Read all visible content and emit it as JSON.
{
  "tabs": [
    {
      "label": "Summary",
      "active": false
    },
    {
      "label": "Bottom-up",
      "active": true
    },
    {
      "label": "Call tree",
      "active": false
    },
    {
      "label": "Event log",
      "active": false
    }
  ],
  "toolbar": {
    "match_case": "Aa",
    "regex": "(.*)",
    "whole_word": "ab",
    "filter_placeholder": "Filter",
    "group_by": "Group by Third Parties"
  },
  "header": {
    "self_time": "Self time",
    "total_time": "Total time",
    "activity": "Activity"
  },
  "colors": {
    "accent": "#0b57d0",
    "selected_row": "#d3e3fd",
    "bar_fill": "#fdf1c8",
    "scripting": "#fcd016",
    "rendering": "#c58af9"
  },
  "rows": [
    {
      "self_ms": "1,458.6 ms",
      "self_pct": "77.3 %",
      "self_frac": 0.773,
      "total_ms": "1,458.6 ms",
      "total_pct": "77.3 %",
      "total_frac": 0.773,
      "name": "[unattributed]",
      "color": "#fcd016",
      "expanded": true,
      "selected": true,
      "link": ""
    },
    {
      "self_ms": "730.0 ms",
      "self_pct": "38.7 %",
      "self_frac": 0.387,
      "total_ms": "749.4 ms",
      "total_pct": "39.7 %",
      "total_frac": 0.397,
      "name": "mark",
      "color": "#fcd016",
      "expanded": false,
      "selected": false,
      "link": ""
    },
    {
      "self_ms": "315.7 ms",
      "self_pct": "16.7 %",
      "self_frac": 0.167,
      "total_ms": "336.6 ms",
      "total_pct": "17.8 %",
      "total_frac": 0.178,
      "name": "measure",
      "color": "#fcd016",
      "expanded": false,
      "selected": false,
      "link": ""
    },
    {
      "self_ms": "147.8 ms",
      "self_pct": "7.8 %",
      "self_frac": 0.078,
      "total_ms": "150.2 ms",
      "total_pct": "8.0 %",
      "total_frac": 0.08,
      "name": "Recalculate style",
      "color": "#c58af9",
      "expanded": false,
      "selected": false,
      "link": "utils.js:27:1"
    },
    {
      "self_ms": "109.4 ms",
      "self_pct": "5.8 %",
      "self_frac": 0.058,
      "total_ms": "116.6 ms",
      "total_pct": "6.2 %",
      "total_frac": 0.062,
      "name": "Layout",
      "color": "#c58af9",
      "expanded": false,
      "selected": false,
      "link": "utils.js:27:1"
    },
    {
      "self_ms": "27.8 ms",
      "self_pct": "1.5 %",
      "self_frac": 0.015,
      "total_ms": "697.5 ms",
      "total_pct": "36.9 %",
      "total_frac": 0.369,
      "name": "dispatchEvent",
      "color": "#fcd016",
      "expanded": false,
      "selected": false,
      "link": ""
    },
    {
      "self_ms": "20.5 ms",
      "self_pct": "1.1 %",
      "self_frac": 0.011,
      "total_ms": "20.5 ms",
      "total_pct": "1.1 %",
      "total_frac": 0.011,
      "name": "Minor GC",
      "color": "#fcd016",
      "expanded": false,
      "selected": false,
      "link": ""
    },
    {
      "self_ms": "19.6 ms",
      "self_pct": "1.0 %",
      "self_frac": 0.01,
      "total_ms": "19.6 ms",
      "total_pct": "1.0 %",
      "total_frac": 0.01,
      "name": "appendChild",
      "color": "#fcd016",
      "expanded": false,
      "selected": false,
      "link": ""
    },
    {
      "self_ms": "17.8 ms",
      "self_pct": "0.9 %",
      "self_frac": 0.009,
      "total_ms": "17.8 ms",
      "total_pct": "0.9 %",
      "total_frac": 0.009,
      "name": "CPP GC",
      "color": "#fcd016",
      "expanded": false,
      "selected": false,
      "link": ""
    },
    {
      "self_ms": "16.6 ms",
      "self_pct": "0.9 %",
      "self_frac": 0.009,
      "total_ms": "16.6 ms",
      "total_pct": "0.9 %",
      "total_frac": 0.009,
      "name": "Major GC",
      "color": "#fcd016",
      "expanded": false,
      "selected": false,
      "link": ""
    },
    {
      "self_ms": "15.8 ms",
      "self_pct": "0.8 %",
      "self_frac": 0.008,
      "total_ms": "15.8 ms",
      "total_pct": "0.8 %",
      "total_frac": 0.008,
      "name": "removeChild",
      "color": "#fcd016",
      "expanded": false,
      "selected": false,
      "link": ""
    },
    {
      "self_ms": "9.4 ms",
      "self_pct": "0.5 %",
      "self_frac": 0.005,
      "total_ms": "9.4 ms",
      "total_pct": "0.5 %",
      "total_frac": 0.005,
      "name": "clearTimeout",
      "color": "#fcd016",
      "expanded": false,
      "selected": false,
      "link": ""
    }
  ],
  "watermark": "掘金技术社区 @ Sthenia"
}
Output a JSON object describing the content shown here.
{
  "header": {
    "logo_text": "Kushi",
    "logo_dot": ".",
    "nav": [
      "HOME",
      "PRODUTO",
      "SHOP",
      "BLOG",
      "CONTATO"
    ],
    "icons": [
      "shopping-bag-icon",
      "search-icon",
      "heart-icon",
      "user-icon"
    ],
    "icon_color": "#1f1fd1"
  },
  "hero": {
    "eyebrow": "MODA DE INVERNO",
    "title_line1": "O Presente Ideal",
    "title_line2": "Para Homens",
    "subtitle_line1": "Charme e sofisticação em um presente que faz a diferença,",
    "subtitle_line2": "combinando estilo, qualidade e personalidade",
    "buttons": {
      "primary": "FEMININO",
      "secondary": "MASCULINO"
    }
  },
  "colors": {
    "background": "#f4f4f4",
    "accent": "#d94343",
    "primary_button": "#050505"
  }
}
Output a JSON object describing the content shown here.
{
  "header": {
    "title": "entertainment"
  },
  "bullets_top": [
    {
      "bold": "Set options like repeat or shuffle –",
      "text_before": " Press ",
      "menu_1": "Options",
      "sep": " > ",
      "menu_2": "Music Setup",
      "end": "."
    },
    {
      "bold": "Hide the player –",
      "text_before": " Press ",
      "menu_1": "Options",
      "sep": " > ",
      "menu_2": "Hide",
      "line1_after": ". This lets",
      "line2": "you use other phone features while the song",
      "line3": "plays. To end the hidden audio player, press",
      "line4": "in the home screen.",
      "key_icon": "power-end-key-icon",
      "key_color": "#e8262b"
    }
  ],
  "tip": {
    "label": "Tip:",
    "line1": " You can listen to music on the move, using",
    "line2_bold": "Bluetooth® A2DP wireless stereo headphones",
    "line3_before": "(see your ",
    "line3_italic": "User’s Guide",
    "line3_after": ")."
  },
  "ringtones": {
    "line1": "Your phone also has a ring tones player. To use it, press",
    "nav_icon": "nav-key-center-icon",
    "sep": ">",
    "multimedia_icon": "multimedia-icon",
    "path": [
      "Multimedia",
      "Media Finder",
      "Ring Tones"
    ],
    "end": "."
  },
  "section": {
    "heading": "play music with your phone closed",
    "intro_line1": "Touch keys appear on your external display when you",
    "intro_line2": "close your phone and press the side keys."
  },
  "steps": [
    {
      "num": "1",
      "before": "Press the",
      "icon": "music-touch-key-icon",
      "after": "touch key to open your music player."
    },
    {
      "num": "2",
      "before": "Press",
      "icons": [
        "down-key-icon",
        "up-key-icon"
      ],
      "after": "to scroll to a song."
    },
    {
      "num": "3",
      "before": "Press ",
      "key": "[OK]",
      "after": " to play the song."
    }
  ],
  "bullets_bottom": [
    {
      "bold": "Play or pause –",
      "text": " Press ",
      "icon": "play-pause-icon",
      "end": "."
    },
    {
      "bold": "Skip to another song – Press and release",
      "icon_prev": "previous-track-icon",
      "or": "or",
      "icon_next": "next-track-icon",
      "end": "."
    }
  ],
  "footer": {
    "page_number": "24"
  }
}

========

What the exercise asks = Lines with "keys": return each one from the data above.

Task answer =
    "intro_line1": "Touch keys appear on your external display when you",
    "intro_line2": "close your phone and press the side keys."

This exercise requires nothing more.